(Provided material begins)

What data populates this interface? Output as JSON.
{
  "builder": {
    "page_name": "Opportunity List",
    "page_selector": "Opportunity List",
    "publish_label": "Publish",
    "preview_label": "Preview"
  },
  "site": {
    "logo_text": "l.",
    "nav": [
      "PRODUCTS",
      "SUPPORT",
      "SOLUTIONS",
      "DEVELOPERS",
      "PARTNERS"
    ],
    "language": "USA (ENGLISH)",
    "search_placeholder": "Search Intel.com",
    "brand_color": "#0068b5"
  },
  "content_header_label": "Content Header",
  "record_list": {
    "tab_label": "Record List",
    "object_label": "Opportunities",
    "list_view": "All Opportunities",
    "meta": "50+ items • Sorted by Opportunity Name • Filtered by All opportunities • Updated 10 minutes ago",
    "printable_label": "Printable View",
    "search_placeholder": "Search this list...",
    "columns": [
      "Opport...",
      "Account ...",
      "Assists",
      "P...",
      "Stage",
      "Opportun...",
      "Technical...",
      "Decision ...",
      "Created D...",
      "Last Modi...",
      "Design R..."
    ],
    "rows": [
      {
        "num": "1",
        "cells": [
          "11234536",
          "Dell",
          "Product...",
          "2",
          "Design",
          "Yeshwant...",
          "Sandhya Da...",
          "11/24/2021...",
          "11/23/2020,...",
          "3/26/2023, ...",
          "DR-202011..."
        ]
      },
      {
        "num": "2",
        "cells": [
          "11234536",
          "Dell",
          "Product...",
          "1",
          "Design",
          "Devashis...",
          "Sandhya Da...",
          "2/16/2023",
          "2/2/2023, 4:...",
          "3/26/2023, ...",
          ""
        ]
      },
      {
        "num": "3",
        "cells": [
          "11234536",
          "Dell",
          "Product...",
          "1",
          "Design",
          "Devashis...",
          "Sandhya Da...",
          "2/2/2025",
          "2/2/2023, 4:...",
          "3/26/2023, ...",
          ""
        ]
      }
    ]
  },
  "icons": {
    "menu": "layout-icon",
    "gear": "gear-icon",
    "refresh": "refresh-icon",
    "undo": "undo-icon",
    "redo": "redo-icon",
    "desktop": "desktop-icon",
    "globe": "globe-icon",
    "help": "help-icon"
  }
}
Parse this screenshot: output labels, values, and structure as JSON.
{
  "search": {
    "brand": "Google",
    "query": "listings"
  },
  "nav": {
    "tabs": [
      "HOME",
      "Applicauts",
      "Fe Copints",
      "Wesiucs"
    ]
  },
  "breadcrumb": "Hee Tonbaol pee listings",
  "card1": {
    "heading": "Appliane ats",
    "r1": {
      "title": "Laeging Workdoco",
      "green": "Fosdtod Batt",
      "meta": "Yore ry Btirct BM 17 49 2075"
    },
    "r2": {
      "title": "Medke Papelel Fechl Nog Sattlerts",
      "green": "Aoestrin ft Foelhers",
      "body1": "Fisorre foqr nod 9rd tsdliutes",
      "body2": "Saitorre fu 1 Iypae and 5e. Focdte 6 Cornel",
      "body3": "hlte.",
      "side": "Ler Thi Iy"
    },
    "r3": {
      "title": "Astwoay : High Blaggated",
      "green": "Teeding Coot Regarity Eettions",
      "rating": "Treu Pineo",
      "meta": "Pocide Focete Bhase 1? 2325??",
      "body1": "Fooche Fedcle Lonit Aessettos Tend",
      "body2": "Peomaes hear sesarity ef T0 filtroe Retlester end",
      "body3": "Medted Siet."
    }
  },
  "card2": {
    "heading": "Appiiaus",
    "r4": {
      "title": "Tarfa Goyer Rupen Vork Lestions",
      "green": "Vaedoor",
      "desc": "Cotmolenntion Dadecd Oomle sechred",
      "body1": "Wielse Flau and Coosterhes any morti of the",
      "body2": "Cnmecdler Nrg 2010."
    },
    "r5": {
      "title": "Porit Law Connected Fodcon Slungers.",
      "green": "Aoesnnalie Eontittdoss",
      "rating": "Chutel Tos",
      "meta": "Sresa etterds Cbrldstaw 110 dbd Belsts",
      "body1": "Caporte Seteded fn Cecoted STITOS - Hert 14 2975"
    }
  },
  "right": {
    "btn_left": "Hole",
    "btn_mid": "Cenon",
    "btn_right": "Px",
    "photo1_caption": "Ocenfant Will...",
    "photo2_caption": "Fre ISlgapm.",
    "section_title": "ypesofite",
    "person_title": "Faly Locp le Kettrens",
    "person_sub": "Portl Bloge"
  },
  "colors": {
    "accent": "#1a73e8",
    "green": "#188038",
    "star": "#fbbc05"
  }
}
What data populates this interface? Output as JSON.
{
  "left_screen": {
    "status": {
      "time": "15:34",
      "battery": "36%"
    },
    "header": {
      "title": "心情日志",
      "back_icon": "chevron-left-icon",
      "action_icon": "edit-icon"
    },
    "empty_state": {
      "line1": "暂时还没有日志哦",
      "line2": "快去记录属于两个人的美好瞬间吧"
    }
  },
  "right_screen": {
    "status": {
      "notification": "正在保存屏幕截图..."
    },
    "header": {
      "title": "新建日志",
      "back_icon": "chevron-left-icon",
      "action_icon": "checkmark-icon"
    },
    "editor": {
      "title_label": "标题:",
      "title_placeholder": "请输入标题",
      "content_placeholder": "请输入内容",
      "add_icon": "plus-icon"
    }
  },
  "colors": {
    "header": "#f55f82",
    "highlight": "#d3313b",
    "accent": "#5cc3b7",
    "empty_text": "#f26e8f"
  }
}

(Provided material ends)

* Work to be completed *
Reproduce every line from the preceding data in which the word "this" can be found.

* Exercise solution *
What data populates this interface? Output as JSON.
    "search_placeholder": "Search this list...",
Parse this screenshot: output labels, values, and structure as JSON.
What data populates this interface? Output as JSON.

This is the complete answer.